- Hand Tamper: If your project area is relatively small, you can use a hand tamper to compact the rocks. Simply walk over the surface while holding the tamper and apply even pressure.
- Plate Compactor: For larger areas or driveways, consider renting a plate compactor. Follow the manufacturer's instructions to compact the rock thoroughly. Work in overlapping passes to ensure uniform compaction.
- Check for Level: Periodically use a level to check the surface for evenness. Make any necessary adjustments by adding or spreading rocks as needed.
With the rock compacted and in place, it's time for some finishing touches:
- Edges: Ensure that the edging material, if used, is securely in place and complements the overall look of your project.
- Clean-Up: Clear any excess rock from the project area, especially if it's spread onto adjacent surfaces like lawns or pathways.
- Inspect for Weed Growth: Regularly inspect the weed barrier beneath the rocks and address any potential weed growth promptly.
With the installation complete, take a moment to enjoy the beauty and functionality of your newly installed feature. Whether you've created a picturesque garden bed, a meandering pathway, or a functional driveway, the natural appeal and versatility of washed rock will enhance your outdoor space for years to come.
To ensure the longevity and beauty of your installation, here are some maintenance tips to keep in mind:
Weed Control: Regularly inspect the area for any weed growth. Remove weeds as soon as they appear to prevent them from taking root.
Raking: Periodically rake the surface to maintain an even appearance. This also helps redistribute the rocks and prevents them from compacting unevenly.
Replenishment: Over time, some settling or displacement of rocks may occur, particularly in high-traffic areas. Keep a supply on hand for periodic replenishment as needed.
Drainage: Ensure that the drainage beneath the rocks remains effective. Check for any signs of water pooling or erosion and make adjustments if necessary.
Weed Barrier: If your installation includes a weed barrier or landscape fabric, periodically inspect it for wear or damage. Replace it if it becomes compromised.
Edging Maintenance: If you've installed edging, inspect it for stability and make any necessary repairs or adjustments to keep it securely in place.

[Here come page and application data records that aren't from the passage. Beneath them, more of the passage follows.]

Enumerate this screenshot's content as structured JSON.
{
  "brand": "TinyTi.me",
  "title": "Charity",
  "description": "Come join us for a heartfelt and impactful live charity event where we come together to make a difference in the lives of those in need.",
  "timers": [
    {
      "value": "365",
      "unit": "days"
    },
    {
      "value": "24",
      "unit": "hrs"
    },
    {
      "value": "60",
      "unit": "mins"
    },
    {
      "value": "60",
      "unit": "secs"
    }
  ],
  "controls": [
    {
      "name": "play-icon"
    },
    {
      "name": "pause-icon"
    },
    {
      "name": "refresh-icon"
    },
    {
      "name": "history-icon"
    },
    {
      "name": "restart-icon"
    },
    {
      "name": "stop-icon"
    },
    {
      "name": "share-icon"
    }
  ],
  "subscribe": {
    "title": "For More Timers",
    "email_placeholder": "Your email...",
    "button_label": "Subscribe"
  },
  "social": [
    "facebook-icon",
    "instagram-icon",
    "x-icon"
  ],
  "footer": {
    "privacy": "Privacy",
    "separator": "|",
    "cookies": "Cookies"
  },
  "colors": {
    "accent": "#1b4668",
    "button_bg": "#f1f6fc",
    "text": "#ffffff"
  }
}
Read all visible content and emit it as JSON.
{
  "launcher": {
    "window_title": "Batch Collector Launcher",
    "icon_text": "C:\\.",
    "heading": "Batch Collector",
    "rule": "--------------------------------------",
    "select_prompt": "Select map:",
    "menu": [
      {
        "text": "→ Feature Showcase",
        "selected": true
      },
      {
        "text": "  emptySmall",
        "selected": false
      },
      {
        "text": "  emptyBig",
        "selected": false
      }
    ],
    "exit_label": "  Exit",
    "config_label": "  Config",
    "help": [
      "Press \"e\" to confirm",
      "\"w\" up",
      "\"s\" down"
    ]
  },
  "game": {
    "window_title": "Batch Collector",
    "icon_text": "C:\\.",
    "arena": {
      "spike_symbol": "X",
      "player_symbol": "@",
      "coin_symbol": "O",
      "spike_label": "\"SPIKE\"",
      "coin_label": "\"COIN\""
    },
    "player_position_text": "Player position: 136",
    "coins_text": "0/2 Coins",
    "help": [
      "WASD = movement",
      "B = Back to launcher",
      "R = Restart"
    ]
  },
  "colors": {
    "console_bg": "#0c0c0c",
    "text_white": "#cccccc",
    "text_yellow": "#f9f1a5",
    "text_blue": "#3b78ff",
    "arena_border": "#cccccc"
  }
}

Installing washed rock yourself can be a rewarding and cost-effective way to enhance your landscaping. With proper planning, preparation, and attention to detail, you can create stunning pathways, garden beds, or functional driveways that not only add value to your property but also provide long-lasting beauty. Kilgore Landscape Center is a popular place to find this kind of rock and get advice from experts. Remember to stay up-to-date with maintenance to ensure the longevity and continued appeal of your installation. By following this complete guide, you'll be able to create a successful DIY landscaping project that transforms your outdoor space into a work of natural art.